Still however we have the problem that there is a gap between the OAIS standard and a practical implementation. The audit and certification standard, ISO 16363, is meant to explain how compliance can be achieved, at least this is a first attempt to describe this. I myself participated in writing this standard with the intention to turn the abstract OAIS concepts into a more practical approach: hence why we added the “evidence” paragraphs, hoping that people were able to recognize their own organisations and way of working in it.
Many organisations are using this standard to assess their own organisation, with no intention to start a certification process, but with the intention to get an answer to the question Am I doing it right? The same way you could use the DIN standard or the recently renewed DSA standard.
So rather at looking at the OAIS standard as a set of prescriptions and a cage in which we are imprisoned, I would like to see OAIS as a guide.

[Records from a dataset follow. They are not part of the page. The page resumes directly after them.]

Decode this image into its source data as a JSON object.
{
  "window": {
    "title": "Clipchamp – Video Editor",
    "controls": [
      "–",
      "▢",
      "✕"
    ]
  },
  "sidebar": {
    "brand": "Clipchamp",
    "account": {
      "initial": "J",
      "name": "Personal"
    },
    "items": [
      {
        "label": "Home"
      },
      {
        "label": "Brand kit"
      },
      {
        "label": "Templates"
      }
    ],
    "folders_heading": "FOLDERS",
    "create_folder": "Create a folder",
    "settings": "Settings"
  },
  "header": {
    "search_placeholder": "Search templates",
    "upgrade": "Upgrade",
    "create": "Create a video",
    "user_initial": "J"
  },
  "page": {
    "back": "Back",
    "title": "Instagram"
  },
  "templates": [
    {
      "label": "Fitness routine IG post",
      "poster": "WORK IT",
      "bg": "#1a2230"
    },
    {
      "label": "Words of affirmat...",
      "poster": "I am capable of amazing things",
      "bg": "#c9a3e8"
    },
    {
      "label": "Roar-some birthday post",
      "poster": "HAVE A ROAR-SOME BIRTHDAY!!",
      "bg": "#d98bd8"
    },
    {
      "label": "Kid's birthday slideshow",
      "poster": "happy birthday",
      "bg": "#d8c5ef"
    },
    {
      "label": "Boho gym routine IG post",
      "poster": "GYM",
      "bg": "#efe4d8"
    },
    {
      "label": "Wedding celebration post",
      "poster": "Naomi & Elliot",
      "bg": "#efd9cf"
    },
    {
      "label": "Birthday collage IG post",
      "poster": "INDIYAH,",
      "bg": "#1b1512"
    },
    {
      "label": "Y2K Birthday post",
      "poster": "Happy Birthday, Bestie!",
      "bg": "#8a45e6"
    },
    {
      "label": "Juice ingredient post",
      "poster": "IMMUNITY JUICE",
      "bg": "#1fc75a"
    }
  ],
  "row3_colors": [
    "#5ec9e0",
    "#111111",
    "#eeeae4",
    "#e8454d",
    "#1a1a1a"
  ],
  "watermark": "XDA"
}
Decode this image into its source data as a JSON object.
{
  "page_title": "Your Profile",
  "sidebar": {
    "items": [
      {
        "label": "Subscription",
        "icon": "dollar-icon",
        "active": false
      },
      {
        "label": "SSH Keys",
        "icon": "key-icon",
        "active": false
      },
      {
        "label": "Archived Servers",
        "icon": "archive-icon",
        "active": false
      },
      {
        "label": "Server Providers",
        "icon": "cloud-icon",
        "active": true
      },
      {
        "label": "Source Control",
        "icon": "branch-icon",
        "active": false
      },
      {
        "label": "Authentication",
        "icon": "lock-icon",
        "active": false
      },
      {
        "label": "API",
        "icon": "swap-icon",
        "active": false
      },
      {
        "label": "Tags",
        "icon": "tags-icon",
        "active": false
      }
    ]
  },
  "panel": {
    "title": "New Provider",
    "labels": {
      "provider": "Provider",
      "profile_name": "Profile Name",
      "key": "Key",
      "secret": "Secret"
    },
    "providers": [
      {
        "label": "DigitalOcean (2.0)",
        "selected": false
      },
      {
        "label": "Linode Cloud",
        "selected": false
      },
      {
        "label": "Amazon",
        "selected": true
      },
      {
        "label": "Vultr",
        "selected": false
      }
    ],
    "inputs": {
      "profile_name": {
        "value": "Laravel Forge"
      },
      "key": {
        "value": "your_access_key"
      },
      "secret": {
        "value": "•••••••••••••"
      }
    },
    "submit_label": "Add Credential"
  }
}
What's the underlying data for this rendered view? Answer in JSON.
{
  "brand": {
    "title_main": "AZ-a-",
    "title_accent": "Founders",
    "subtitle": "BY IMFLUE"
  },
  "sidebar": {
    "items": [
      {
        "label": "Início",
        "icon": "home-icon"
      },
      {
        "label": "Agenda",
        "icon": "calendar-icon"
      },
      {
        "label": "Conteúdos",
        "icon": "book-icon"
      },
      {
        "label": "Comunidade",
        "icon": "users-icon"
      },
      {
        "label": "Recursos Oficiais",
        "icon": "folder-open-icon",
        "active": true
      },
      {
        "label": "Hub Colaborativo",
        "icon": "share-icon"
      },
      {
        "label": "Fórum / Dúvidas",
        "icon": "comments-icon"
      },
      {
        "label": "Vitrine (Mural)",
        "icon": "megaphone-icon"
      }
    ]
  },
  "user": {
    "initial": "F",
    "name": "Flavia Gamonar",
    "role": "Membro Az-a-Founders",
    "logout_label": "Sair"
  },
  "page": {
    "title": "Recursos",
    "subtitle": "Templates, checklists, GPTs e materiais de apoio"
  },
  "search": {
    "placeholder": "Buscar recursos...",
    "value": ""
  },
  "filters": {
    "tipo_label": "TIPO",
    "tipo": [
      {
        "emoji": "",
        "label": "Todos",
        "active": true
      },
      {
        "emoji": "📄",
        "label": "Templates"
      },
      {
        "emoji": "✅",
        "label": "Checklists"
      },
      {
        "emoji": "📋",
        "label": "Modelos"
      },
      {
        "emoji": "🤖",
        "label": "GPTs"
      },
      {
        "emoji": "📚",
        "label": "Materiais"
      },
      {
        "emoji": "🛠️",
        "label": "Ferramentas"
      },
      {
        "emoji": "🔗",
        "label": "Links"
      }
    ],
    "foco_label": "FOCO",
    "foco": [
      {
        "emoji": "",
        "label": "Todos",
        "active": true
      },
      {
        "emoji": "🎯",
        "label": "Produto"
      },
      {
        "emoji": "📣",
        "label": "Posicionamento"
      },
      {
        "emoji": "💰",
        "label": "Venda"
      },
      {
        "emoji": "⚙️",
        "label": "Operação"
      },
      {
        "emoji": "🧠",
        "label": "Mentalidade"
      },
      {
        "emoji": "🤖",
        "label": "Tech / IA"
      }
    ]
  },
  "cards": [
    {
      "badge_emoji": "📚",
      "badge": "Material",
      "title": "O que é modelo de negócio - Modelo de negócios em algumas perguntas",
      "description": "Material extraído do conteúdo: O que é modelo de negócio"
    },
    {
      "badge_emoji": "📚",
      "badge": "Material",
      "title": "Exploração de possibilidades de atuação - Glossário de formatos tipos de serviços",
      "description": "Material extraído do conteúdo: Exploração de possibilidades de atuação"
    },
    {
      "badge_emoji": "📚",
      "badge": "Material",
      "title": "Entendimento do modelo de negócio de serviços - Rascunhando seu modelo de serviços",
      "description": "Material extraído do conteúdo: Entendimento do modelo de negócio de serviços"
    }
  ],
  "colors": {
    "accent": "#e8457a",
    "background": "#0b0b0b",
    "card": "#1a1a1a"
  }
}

OAIS as a guide
A guide and a conversation piece, like you see these birds doing: twittering and chirping. Birds like us, representing the preservation archives, talking to each other, freed from the cage.
I have been in several panels about OAIS, not only where English was the official language but also with Dutch and Belgian participants (and language does matter!). High on the wish list of every participant is information, the opportunity of peeking over the wall, knowing how others are doing it, distilling from these examples their own approach. How have other people in the same domain solved some issues? What does an AIP looks like of an organisation with similar content in their archive?
In my opinion there is a task for the preservation community to evaluate regularly whether the standards they are using are still relevant in the changing environment. In order to be able to do this, we need more than a regular 5 year review. We need a continuous debate, like birds do at 4 o‘clock in the afternoon, telling each other that they are still alive and well and have a safe shelter for the night.
We need evidence that the implementations of OAIS are really the best way to do digital preservation – for a variety of domains and a variety of digital objects. We need practical implementations, we need an overview of arguments and we need proof of what worked and what did not work. Based on these practical implementations we can adapt standards, together. Similar like they do with the Premis standard.
And there is an opportunity to do so with OAIS as well, in a more or less structured way.
A group of people related to DPC tried to make OAIS more of a conversation piece, by setting up a the DPC OAIS community wiki. Everyone in the digital preservation community is invited to put his or her thoughts related to the practical implementation of OAIS and start the discussion here. We would welcome evidence like documentation and questions and answers. Our vision is to make this a central place where you can find practical information around our preservation standards, starting with OAIS. I hope to meet you there.